──────── DATA FOR THE TASK ────────

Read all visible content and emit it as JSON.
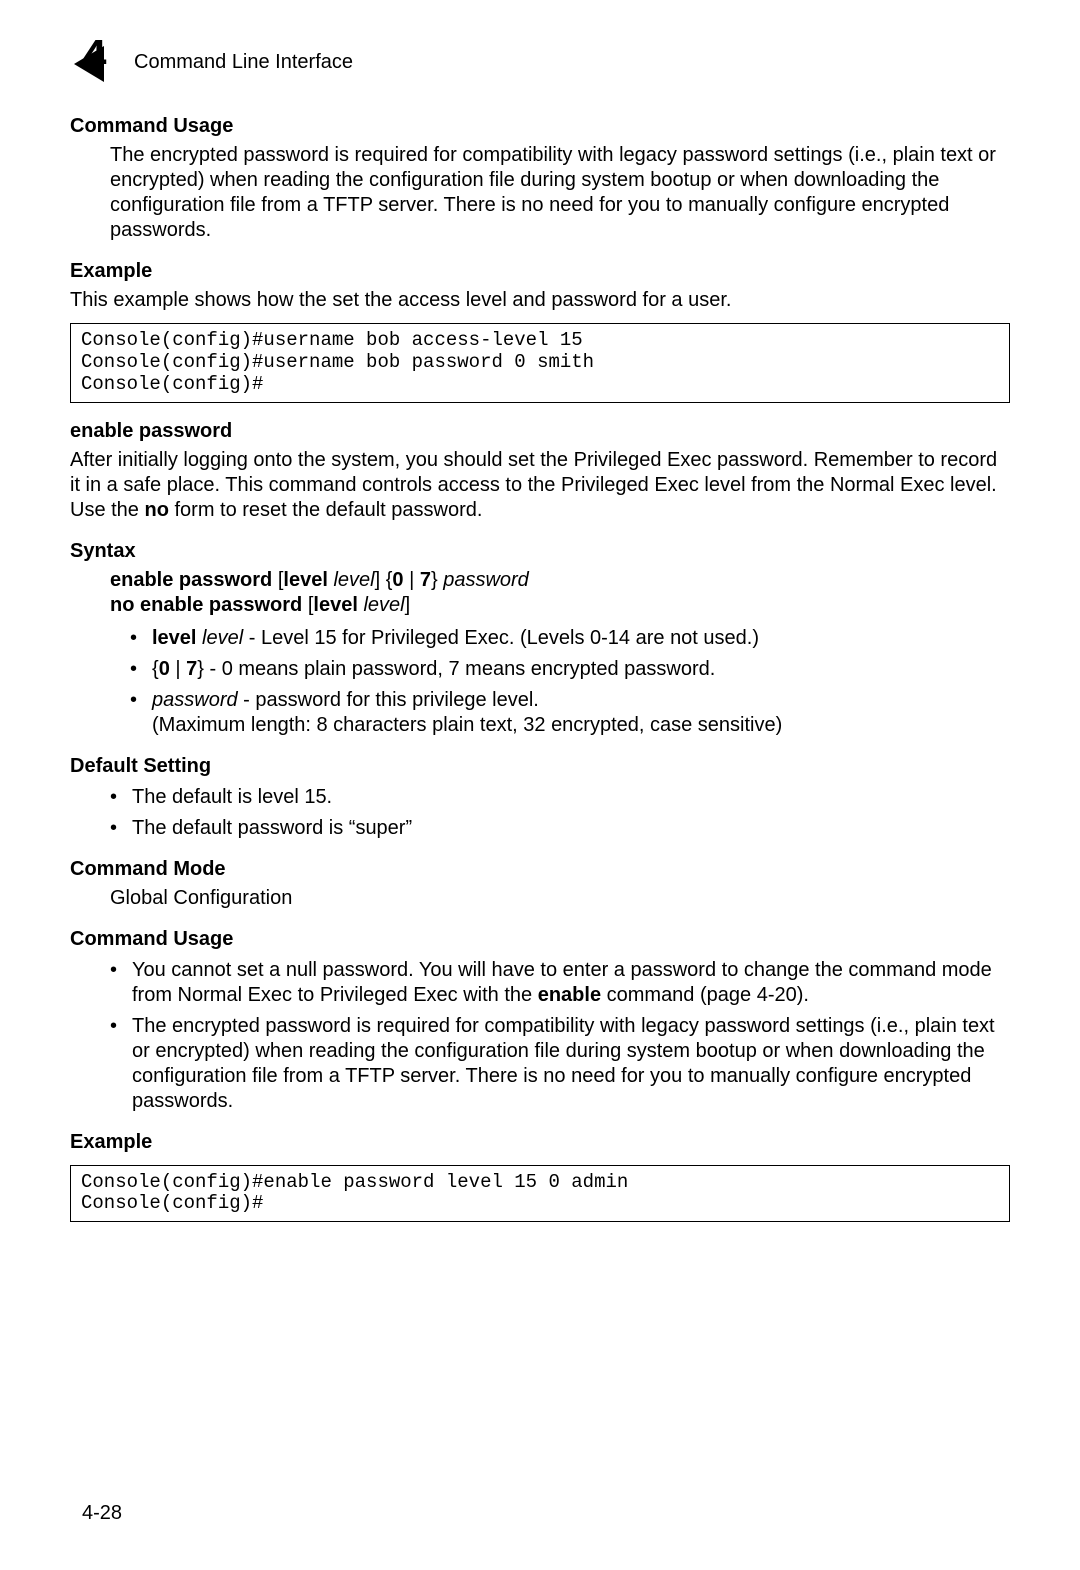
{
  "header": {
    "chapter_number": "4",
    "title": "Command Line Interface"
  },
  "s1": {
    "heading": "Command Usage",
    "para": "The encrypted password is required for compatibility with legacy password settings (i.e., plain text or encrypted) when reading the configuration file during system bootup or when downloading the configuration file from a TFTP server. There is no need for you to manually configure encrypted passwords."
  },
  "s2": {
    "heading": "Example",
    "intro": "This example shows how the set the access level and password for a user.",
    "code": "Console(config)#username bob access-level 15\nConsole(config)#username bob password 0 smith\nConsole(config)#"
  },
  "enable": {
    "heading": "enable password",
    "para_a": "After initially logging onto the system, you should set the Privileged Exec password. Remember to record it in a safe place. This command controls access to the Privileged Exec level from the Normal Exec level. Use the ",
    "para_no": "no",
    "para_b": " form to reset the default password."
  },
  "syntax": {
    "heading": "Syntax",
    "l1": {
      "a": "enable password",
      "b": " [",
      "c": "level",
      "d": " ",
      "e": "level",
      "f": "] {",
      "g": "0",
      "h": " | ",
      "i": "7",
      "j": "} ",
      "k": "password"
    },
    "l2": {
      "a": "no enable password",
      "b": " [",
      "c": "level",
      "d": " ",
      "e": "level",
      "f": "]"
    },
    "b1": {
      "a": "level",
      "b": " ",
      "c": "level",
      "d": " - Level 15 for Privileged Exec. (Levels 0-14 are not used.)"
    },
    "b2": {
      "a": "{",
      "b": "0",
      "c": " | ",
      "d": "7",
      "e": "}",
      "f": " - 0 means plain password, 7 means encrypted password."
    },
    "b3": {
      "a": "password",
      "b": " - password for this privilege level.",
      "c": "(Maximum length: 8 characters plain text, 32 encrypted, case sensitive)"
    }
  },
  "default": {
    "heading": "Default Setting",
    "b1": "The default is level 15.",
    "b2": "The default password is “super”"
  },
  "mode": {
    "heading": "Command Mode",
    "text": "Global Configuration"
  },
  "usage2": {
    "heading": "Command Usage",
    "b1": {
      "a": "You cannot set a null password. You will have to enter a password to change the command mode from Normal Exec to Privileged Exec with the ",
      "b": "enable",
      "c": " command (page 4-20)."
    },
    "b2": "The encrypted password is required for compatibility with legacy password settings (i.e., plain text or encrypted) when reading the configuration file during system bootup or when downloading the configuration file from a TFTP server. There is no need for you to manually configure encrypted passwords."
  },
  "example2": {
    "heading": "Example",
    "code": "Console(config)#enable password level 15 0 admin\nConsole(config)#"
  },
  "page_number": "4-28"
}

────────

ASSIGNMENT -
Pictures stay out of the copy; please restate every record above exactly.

RESULT -
Read all visible content and emit it as JSON.
{
  "header": {
    "chapter_number": "4",
    "title": "Command Line Interface"
  },
  "s1": {
    "heading": "Command Usage",
    "para": "The encrypted password is required for compatibility with legacy password settings (i.e., plain text or encrypted) when reading the configuration file during system bootup or when downloading the configuration file from a TFTP server. There is no need for you to manually configure encrypted passwords."
  },
  "s2": {
    "heading": "Example",
    "intro": "This example shows how the set the access level and password for a user.",
    "code": "Console(config)#username bob access-level 15\nConsole(config)#username bob password 0 smith\nConsole(config)#"
  },
  "enable": {
    "heading": "enable password",
    "para_a": "After initially logging onto the system, you should set the Privileged Exec password. Remember to record it in a safe place. This command controls access to the Privileged Exec level from the Normal Exec level. Use the ",
    "para_no": "no",
    "para_b": " form to reset the default password."
  },
  "syntax": {
    "heading": "Syntax",
    "l1": {
      "a": "enable password",
      "b": " [",
      "c": "level",
      "d": " ",
      "e": "level",
      "f": "] {",
      "g": "0",
      "h": " | ",
      "i": "7",
      "j": "} ",
      "k": "password"
    },
    "l2": {
      "a": "no enable password",
      "b": " [",
      "c": "level",
      "d": " ",
      "e": "level",
      "f": "]"
    },
    "b1": {
      "a": "level",
      "b": " ",
      "c": "level",
      "d": " - Level 15 for Privileged Exec. (Levels 0-14 are not used.)"
    },
    "b2": {
      "a": "{",
      "b": "0",
      "c": " | ",
      "d": "7",
      "e": "}",
      "f": " - 0 means plain password, 7 means encrypted password."
    },
    "b3": {
      "a": "password",
      "b": " - password for this privilege level.",
      "c": "(Maximum length: 8 characters plain text, 32 encrypted, case sensitive)"
    }
  },
  "default": {
    "heading": "Default Setting",
    "b1": "The default is level 15.",
    "b2": "The default password is “super”"
  },
  "mode": {
    "heading": "Command Mode",
    "text": "Global Configuration"
  },
  "usage2": {
    "heading": "Command Usage",
    "b1": {
      "a": "You cannot set a null password. You will have to enter a password to change the command mode from Normal Exec to Privileged Exec with the ",
      "b": "enable",
      "c": " command (page 4-20)."
    },
    "b2": "The encrypted password is required for compatibility with legacy password settings (i.e., plain text or encrypted) when reading the configuration file during system bootup or when downloading the configuration file from a TFTP server. There is no need for you to manually configure encrypted passwords."
  },
  "example2": {
    "heading": "Example",
    "code": "Console(config)#enable password level 15 0 admin\nConsole(config)#"
  },
  "page_number": "4-28"
}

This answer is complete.